On the other side of the spectrum, singer/songwriter Matt Duke‘s “Ash Like Snow” is certainly more a seasonal than holiday-themed song. He joins the ranks of familar songwriters who capitalize on acoustical folk-pop, though Duke’s sensitive aroma allows him to pull off the sincere singer/songwriter vibe quite well. Though not nearly diverse as acts like Sufjan Stevens or Sam Beam, he can be compared quite easily to the more accessible Jack Johnson. Duke’s instrumentation remains more widespread, with twinkling keys and electric guitar occasionally becoming heavily involved. He also has a knack for crafting moments of irresistibility through his smooth vocals and melodic prowess, revealing tales of political, religious, self-inflicted destruction, and romanticized longing through his diverse lyrical approach. The excerpt of “Tidal Waves” concludes immediately at the beginning when the excellent chorus is implemented, making me sincerely wish that the full song was available online. If you are as interested as I am, you can buy his very receptive full-length debut, Winter Child, on his web site.

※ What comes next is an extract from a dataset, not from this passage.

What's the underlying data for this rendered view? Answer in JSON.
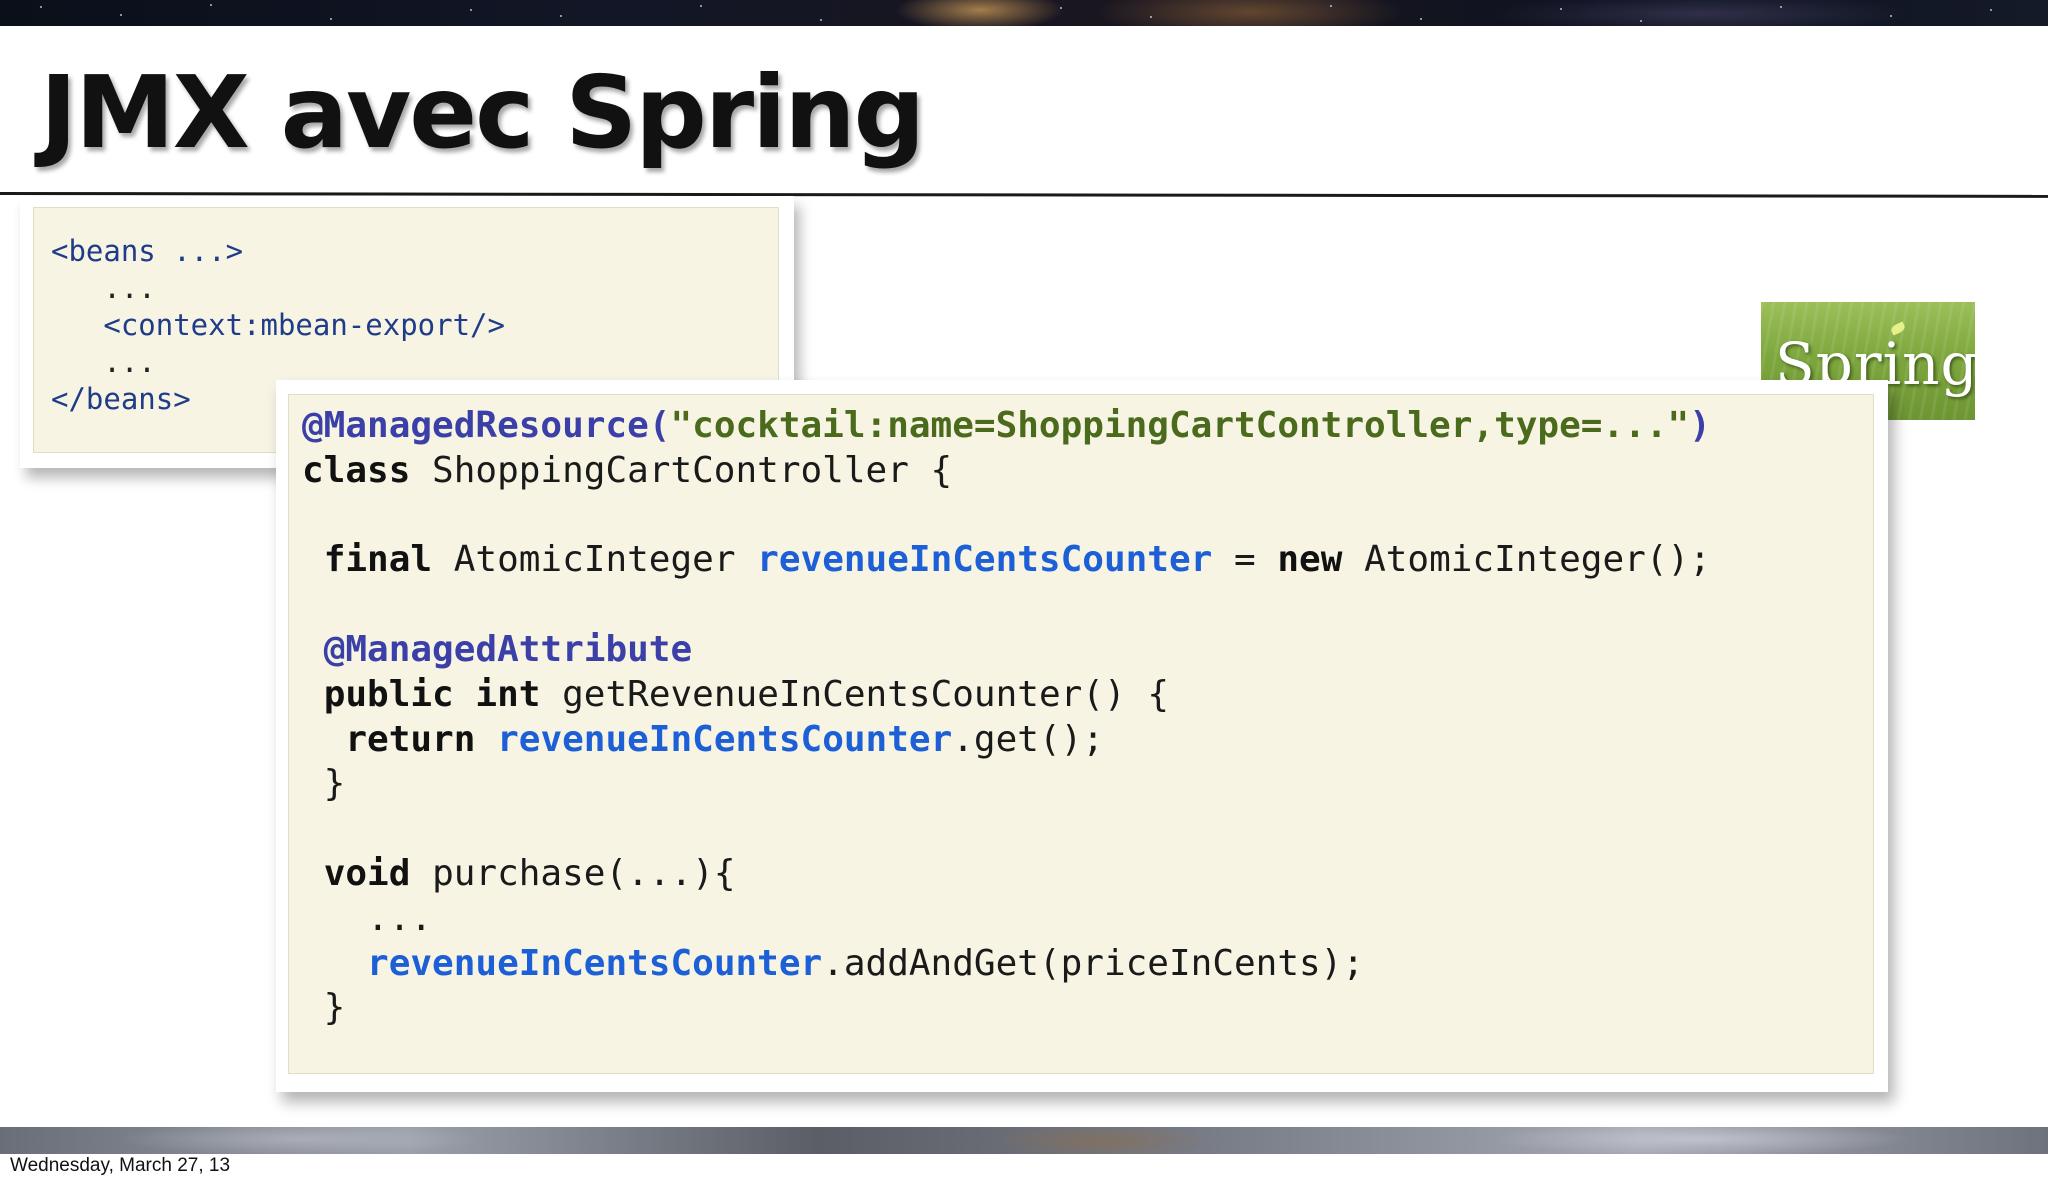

“Tidal Waves” in particular touches on such political and religious themes, while “Nausea” serves beauty through a set of country-tinged guitars and organ-based synths. In addition to the exceptional vocal and keyboard work on “Listen to Your Window” and the rapid acoustically string-aided goodness of “The Love We’ll Never Know“, the rest of Winter Child is just as enjoyable. Unfortunately Duke has only offered “Ash Like Snow” as a full-length download, though you can stream the full versions of his songs on his web site; it is well worth it too. Not included on his album or even a compilation, the newly released “Ash Like Snow” is Duke’s lushest song. Like Evangelicals’ “The Last Christmas”, “Ash Like Snow” is unconventionally bleak. It is a summation of the common loneliness felt throughout the holidays. “Desperate hope reminds me I’m alone but, even so, inside I know I’ll see you again,” he sings over the subdued strums of an acoustic guitar, increasing in vocal and instrumental intensity as the song progresses. “We sang towards the sky to a God up above that may never come,” he further clarifies regarding the same religious uncertainty echoed on “Tidal Waves”, making it likely not a top choice to bring to your grandmother’s church on Christmas. Regardless, both Evangelicals and Matt Duke have offered up two holiday songs that, while bleakly unconventional, are extremely enjoyable in their own right.
Matt Duke – Ash Like Snow
- Frank Sinatra
- length debut